#### [Stored data]
- - - - - - -

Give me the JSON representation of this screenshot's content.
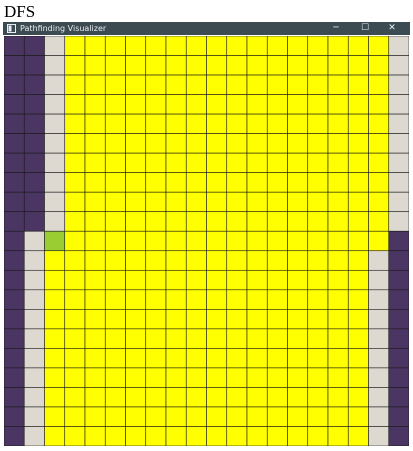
{
  "caption": "DFS",
  "window": {
    "title": "Pathfinding Visualizer",
    "controls": {
      "minimize": "─",
      "maximize": "☐",
      "close": "✕"
    }
  },
  "grid": {
    "cols": 20,
    "rows": 21,
    "colors": {
      "visited": "#ffff00",
      "open": "#ddd8d0",
      "wall": "#4b3563",
      "current": "#9acd32",
      "line": "#1a1a1a"
    },
    "cell_states": [
      "WWoVVVVVVVVVVVVVVVVo",
      "WWoVVVVVVVVVVVVVVVVo",
      "WWoVVVVVVVVVVVVVVVVo",
      "WWoVVVVVVVVVVVVVVVVo",
      "WWoVVVVVVVVVVVVVVVVo",
      "WWoVVVVVVVVVVVVVVVVo",
      "WWoVVVVVVVVVVVVVVVVo",
      "WWoVVVVVVVVVVVVVVVVo",
      "WWoVVVVVVVVVVVVVVVVo",
      "WWoVVVVVVVVVVVVVVVVo",
      "WoCVVVVVVVVVVVVVVVVW",
      "WoVVVVVVVVVVVVVVVVoW",
      "WoVVVVVVVVVVVVVVVVoW",
      "WoVVVVVVVVVVVVVVVVoW",
      "WoVVVVVVVVVVVVVVVVoW",
      "WoVVVVVVVVVVVVVVVVoW",
      "WoVVVVVVVVVVVVVVVVoW",
      "WoVVVVVVVVVVVVVVVVoW",
      "WoVVVVVVVVVVVVVVVVoW",
      "WoVVVVVVVVVVVVVVVVoW",
      "WoVVVVVVVVVVVVVVVVoW"
    ]
  }
}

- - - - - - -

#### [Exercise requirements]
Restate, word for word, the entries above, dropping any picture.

#### [Exercise response]
Give me the JSON representation of this screenshot's content.
{
  "caption": "DFS",
  "window": {
    "title": "Pathfinding Visualizer",
    "controls": {
      "minimize": "─",
      "maximize": "☐",
      "close": "✕"
    }
  },
  "grid": {
    "cols": 20,
    "rows": 21,
    "colors": {
      "visited": "#ffff00",
      "open": "#ddd8d0",
      "wall": "#4b3563",
      "current": "#9acd32",
      "line": "#1a1a1a"
    },
    "cell_states": [
      "WWoVVVVVVVVVVVVVVVVo",
      "WWoVVVVVVVVVVVVVVVVo",
      "WWoVVVVVVVVVVVVVVVVo",
      "WWoVVVVVVVVVVVVVVVVo",
      "WWoVVVVVVVVVVVVVVVVo",
      "WWoVVVVVVVVVVVVVVVVo",
      "WWoVVVVVVVVVVVVVVVVo",
      "WWoVVVVVVVVVVVVVVVVo",
      "WWoVVVVVVVVVVVVVVVVo",
      "WWoVVVVVVVVVVVVVVVVo",
      "WoCVVVVVVVVVVVVVVVVW",
      "WoVVVVVVVVVVVVVVVVoW",
      "WoVVVVVVVVVVVVVVVVoW",
      "WoVVVVVVVVVVVVVVVVoW",
      "WoVVVVVVVVVVVVVVVVoW",
      "WoVVVVVVVVVVVVVVVVoW",
      "WoVVVVVVVVVVVVVVVVoW",
      "WoVVVVVVVVVVVVVVVVoW",
      "WoVVVVVVVVVVVVVVVVoW",
      "WoVVVVVVVVVVVVVVVVoW",
      "WoVVVVVVVVVVVVVVVVoW"
    ]
  }
}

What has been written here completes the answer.